Report each line of the records below that uses the word "this".

++++

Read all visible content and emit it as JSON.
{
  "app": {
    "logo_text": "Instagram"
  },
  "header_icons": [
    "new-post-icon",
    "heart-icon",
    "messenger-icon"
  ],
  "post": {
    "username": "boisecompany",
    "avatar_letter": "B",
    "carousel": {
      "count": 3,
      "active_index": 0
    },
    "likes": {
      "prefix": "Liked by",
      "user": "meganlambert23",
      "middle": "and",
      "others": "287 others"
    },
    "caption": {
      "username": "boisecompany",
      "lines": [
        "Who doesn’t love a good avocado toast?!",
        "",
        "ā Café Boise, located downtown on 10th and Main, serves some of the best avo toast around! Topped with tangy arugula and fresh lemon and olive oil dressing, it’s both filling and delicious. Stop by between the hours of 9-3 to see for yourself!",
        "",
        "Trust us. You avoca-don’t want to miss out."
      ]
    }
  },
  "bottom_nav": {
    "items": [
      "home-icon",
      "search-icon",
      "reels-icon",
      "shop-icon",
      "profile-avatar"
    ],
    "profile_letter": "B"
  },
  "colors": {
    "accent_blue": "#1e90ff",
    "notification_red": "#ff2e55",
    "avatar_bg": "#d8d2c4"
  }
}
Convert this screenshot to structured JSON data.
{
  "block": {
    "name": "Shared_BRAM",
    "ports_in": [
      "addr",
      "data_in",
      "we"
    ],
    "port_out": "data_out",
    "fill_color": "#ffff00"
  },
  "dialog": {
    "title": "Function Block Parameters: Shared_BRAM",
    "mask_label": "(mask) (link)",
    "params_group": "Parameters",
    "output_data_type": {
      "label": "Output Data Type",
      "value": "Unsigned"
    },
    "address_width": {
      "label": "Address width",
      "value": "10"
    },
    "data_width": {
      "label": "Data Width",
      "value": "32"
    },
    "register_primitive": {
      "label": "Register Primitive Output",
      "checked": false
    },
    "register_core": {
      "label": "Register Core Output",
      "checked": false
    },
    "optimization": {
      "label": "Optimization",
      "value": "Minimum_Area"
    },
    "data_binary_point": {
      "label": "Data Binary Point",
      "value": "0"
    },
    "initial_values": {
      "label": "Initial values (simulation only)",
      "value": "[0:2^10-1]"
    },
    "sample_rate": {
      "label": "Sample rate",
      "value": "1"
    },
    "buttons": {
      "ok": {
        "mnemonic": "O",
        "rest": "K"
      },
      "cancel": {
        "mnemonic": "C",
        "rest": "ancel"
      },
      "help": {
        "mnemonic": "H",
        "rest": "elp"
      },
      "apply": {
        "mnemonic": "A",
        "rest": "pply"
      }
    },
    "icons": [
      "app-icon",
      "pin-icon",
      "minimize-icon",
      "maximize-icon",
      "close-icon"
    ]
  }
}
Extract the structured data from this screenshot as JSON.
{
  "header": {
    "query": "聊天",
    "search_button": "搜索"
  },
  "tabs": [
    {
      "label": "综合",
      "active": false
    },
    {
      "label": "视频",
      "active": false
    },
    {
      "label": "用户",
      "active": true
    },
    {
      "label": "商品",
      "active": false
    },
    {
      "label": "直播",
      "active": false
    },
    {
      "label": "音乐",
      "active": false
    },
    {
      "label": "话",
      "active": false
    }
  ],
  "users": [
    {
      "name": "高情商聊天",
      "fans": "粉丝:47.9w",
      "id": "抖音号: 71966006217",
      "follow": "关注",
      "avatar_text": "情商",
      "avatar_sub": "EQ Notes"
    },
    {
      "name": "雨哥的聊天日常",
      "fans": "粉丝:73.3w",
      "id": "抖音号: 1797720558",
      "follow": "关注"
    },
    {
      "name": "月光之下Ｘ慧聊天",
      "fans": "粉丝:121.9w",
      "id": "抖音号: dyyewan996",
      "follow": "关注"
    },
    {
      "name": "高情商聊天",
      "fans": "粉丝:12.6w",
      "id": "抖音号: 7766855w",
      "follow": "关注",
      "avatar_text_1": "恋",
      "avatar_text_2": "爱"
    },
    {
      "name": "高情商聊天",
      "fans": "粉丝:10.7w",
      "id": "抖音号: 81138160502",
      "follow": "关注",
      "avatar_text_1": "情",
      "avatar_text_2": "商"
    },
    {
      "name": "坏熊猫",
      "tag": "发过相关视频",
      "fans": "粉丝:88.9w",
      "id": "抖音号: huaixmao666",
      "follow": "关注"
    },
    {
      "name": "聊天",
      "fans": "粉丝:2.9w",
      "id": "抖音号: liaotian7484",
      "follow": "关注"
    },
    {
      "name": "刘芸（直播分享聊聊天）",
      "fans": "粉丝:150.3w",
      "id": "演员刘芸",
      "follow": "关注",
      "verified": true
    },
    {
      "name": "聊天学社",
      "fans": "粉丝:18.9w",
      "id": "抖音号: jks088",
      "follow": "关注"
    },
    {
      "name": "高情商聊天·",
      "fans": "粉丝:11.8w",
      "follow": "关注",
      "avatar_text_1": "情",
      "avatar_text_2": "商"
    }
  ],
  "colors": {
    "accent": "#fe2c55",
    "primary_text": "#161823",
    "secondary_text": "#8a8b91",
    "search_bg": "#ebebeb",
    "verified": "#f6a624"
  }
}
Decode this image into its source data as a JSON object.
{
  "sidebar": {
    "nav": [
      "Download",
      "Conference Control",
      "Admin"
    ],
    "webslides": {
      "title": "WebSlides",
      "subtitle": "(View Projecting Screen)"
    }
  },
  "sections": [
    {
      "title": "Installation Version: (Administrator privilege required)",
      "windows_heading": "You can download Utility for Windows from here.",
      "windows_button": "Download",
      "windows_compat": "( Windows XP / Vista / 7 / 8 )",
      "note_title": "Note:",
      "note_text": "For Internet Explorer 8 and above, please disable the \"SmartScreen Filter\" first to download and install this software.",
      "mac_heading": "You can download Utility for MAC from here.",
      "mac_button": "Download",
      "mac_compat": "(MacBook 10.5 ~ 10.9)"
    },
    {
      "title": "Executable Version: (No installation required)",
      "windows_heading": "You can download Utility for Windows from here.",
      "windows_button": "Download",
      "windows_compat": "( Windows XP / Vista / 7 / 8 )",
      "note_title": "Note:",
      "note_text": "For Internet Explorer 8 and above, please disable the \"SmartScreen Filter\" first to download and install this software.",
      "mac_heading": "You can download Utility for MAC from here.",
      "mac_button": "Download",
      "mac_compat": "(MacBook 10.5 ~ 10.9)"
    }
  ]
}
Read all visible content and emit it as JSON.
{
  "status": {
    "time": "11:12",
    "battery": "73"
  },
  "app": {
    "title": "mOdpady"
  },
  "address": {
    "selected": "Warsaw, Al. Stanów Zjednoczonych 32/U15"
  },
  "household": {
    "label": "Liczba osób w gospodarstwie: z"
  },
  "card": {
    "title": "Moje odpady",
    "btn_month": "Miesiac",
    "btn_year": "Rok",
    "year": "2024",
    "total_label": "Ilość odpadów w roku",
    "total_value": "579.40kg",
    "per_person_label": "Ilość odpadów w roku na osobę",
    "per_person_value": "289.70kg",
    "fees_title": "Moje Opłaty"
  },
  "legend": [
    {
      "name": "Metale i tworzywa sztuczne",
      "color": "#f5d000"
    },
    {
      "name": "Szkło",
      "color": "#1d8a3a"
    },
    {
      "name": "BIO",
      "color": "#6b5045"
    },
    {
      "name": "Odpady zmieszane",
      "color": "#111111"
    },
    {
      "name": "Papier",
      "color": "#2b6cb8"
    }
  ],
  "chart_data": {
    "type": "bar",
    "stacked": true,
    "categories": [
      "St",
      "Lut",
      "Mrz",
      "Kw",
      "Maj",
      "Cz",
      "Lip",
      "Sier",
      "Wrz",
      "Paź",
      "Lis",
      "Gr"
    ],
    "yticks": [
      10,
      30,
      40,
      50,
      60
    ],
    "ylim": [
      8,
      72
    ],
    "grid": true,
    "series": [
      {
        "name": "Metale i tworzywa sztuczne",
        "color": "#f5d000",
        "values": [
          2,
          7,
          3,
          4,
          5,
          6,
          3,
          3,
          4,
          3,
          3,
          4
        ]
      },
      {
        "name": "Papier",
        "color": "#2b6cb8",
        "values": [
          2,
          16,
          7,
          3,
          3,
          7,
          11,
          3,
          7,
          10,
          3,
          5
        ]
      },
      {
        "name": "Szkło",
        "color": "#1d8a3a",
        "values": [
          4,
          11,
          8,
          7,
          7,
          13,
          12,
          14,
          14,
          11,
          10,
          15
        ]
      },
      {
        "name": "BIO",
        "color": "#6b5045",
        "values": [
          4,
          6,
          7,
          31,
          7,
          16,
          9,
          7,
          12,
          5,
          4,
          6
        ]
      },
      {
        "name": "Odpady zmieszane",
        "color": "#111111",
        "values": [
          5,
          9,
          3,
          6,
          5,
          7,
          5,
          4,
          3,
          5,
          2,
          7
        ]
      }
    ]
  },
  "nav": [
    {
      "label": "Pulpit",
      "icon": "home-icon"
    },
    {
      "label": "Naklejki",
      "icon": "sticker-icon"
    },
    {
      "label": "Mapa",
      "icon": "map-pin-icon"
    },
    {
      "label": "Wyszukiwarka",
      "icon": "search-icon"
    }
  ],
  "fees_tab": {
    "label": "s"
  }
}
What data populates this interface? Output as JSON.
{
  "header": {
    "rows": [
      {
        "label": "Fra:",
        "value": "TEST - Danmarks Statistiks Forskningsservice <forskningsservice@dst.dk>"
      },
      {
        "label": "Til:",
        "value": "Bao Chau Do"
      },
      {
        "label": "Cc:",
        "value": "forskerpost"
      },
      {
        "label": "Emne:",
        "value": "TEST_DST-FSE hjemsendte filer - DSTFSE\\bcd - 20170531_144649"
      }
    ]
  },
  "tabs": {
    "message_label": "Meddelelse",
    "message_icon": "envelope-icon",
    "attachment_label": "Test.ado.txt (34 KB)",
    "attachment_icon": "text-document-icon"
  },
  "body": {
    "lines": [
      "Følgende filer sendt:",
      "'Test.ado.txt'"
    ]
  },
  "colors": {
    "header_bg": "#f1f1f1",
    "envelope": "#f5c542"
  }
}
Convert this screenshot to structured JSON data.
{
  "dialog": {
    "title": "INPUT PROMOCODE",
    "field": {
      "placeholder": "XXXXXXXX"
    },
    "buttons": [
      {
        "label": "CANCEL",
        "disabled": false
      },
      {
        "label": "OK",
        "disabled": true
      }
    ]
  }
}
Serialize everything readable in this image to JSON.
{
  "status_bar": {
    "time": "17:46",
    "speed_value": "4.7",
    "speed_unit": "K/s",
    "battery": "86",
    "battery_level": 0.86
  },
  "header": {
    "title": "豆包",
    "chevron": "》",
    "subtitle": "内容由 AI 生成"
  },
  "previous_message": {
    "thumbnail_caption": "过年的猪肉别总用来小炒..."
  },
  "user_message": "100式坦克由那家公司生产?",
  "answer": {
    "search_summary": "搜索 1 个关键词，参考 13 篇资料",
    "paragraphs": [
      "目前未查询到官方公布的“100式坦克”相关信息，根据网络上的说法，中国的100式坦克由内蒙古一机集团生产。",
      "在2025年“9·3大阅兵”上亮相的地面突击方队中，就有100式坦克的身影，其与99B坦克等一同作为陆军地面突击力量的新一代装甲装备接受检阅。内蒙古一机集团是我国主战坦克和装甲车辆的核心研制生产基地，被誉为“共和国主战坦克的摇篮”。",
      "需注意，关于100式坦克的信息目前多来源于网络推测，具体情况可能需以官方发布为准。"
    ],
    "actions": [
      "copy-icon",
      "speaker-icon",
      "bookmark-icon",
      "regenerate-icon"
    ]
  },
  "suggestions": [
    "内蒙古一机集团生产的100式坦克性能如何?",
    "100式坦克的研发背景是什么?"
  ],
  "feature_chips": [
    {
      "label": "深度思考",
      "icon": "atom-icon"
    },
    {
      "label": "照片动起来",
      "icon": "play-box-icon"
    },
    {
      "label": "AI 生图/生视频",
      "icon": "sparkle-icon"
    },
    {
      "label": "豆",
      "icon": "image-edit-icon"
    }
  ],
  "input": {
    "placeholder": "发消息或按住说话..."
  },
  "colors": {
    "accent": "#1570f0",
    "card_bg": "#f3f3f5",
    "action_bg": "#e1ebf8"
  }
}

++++

> _Answer to the problem_
Convert this screenshot to structured JSON data.
Extract the structured data from this screenshot as JSON.
Decode this image into its source data as a JSON object.
      "note_text": "For Internet Explorer 8 and above, please disable the \"SmartScreen Filter\" first to download and install this software.",
      "note_text": "For Internet Explorer 8 and above, please disable the \"SmartScreen Filter\" first to download and install this software.",
What data populates this interface? Output as JSON.
Convert this screenshot to structured JSON data.
Serialize everything readable in this image to JSON.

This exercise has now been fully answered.